The narrator goes on to explain: "Once you have all the basic pieces to make an mRNA vaccine in place, you don't need a new setup to make a new vaccine for a new virus." After explaining some more of the underlying science, the narrator concludes: "You can see how all of this could make mRNA vaccines the perfect technology to rely on when we need a defense against a new pandemic, stat! But there's reason why we're only now hearing about them: because they just weren't ready before."
It turns out that the last piece of the scientific puzzle that was needed to create these vaccines was finalized in 2018, which means that COVID-19 was the first major disease that came along after all of the technology was ready. SciShow pointed out that the reason that it even took as long as it did to release the Pfizer and other vaccines was because the testing took months, but the actual vaccine development process was very fast -- and it involved a global collaboration of scientists, not just some people receiving Warp money from the U.S. government.
In a sense, my dismissal of Trump's "we did it faster" claim is still correct. We are lucky that this pandemic happened to be amenable to the now-available technology. In a deeper sense, however, my explanation understated the case against Trump: This all went unusually quickly because science was ready to move quickly, not because of anything that anyone did (or could have done) in 2020.
It is worth pointing out, moreover, that budget-cutters (all Republicans, but also too many "fiscally responsible" Democrats) love to cut basic research funding, precisely because it takes a long time to turn such research into deliverables and because the projects are speculative and often come up dry. Trump was especially bad about this (of course), but this is also the predictable result of the anti-government consensus that Ronald Reagan initiated and that triangulating Democrats like Bill Clinton and Barack Obama were willing to reinforce.
As PolitiFact explained last year:
"The funds for pandemics remained about the same under Trump (and would have been lower if his budgets were enacted). But compared with where funding stood in 2003, support to build state and local capacity has fallen by half.
"As hospitals and public health agencies aimed for leaner, more efficient operations, the combination of fewer federal dollars and market pressures left them with little cushion to meet the explosive demands of the novel coronavirus.
"Over the years, Washington put more emphasis on fighting predictable problems, like the seasonal flu, and outright aggression in the form of chemical, biological and radiological terrorism."
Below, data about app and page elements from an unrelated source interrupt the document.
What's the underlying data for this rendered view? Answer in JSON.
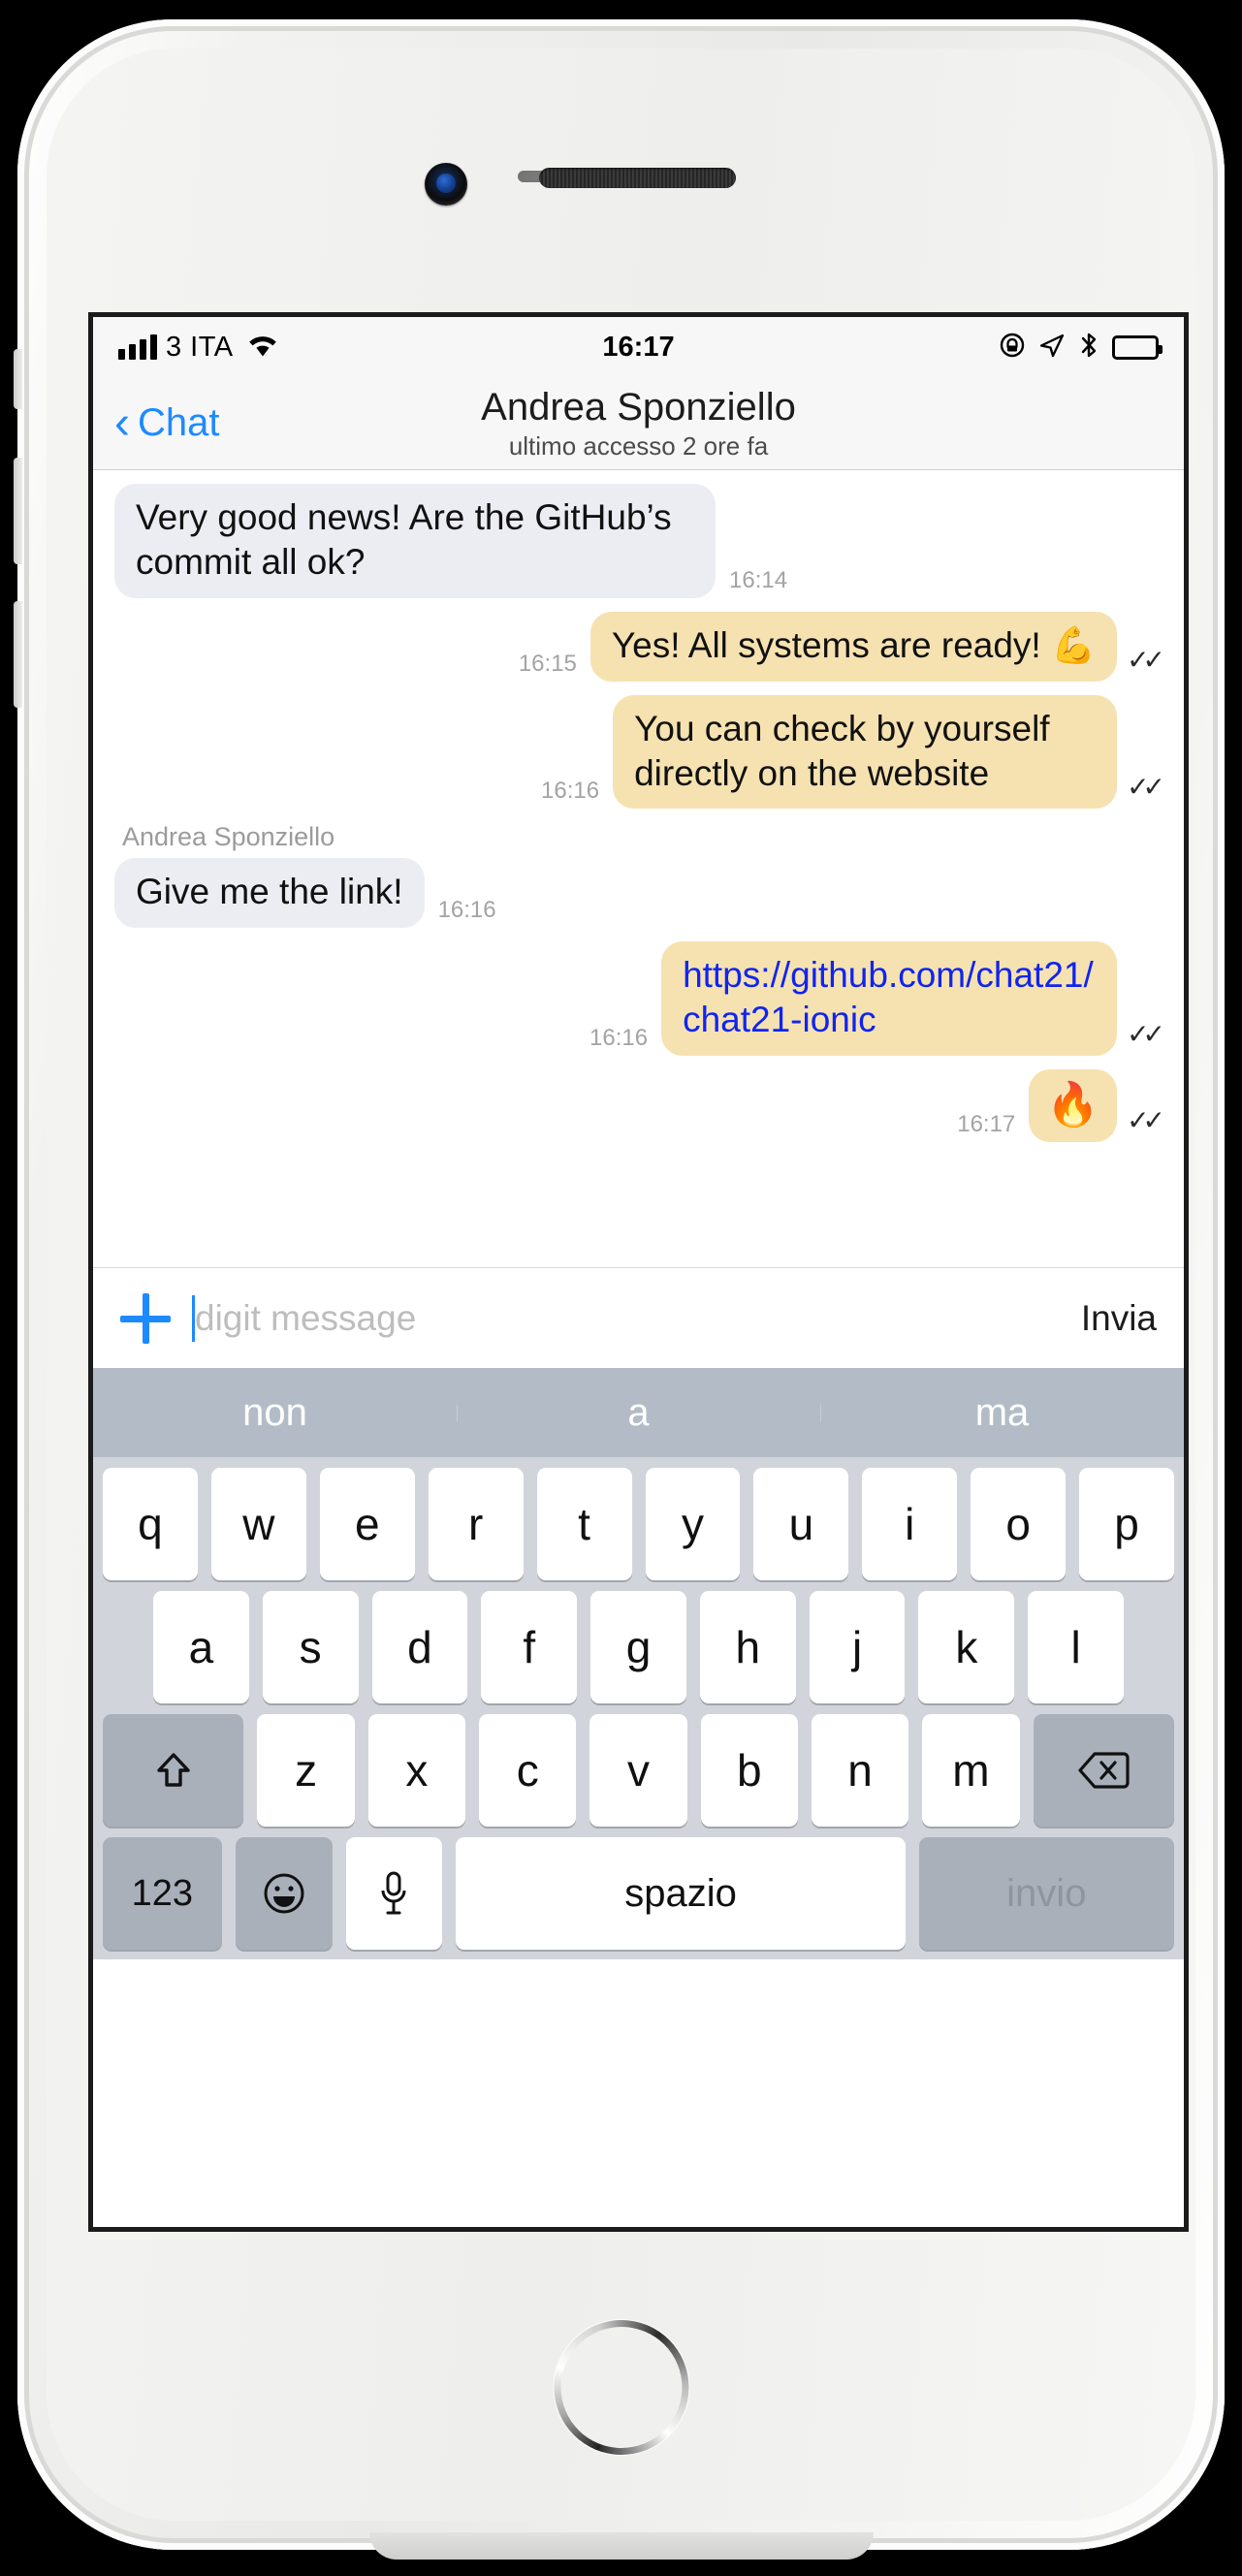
{
  "device": {
    "hardware": {
      "camera": "front-camera",
      "speaker": "earpiece-speaker",
      "home_button": "home-button"
    }
  },
  "statusbar": {
    "carrier": "3 ITA",
    "signal_bars": 4,
    "wifi_icon": "wifi-icon",
    "time": "16:17",
    "icons": [
      {
        "name": "rotation-lock-icon",
        "glyph": "ⓘ"
      },
      {
        "name": "location-arrow-icon",
        "glyph": "➤"
      },
      {
        "name": "bluetooth-icon",
        "glyph": "ᛦ"
      }
    ],
    "battery_label": "battery-full"
  },
  "navbar": {
    "back_label": "Chat",
    "back_icon": "chevron-left-icon",
    "title": "Andrea Sponziello",
    "subtitle": "ultimo accesso 2 ore fa"
  },
  "conversation": {
    "messages": [
      {
        "direction": "in",
        "text": "Very good news! Are the GitHub’s commit all ok?",
        "time": "16:14",
        "status": "",
        "sender": ""
      },
      {
        "direction": "out",
        "text": "Yes! All systems are ready! 💪",
        "time": "16:15",
        "status": "✓✓",
        "sender": ""
      },
      {
        "direction": "out",
        "text": "You can check by yourself directly on the website",
        "time": "16:16",
        "status": "✓✓",
        "sender": ""
      },
      {
        "direction": "in",
        "text": "Give me the link!",
        "time": "16:16",
        "status": "",
        "sender": "Andrea Sponziello"
      },
      {
        "direction": "out",
        "text": "https://github.com/chat21/chat21-ionic",
        "time": "16:16",
        "status": "✓✓",
        "sender": "",
        "is_link": true
      },
      {
        "direction": "out",
        "text": "🔥",
        "time": "16:17",
        "status": "✓✓",
        "sender": "",
        "emoji_only": true
      }
    ]
  },
  "inputbar": {
    "attach_icon": "plus-icon",
    "placeholder": "digit message",
    "value": "",
    "send_label": "Invia"
  },
  "keyboard": {
    "suggestions": [
      "non",
      "a",
      "ma"
    ],
    "row1": [
      "q",
      "w",
      "e",
      "r",
      "t",
      "y",
      "u",
      "i",
      "o",
      "p"
    ],
    "row2": [
      "a",
      "s",
      "d",
      "f",
      "g",
      "h",
      "j",
      "k",
      "l"
    ],
    "row3": [
      "z",
      "x",
      "c",
      "v",
      "b",
      "n",
      "m"
    ],
    "shift_icon": "shift-arrow-icon",
    "shift_glyph": "⇧",
    "backspace_icon": "backspace-icon",
    "backspace_glyph": "⌫",
    "numeric_label": "123",
    "emoji_icon": "emoji-smiley-icon",
    "emoji_glyph": "☺",
    "mic_icon": "microphone-icon",
    "mic_glyph": "⬤",
    "space_label": "spazio",
    "enter_label": "invio"
  },
  "colors": {
    "accent_blue": "#1d8aff",
    "bubble_in": "#ececf3",
    "bubble_out": "#f6e2b0",
    "link_blue": "#1024f0",
    "keyboard_bg": "#d1d5db",
    "suggest_bg": "#b3bcc6"
  }
}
Ah, yes, "more efficient operations"! If only a couple of guys could come along and explain why that concept is empty nonsense. Oh wait.
To the extent that Trump has any economic philosophy at all, it is standard anti-government Republicanism plus trade wars. Under Trump, all of the cries about "wasteful government spending," all of the anti-intellectualism, and all of the efforts to shortchange long-term public gain for immediate corporate profits, which Republicans have been pushing for decades, continued unabated.
Even so, they were not able to undermine the scientific community enough to slow down or derail the necessary advances that made the shot in my arm this morning possible. As we consider our spending priorities going forward, we should try to stop being penny wise and pound foolish. In the meantime, we should be happy that the anti-COVID vaccines now exist -- and never forget that this happened in spite of the inclinations of Trump and conservative politicians, not because of them.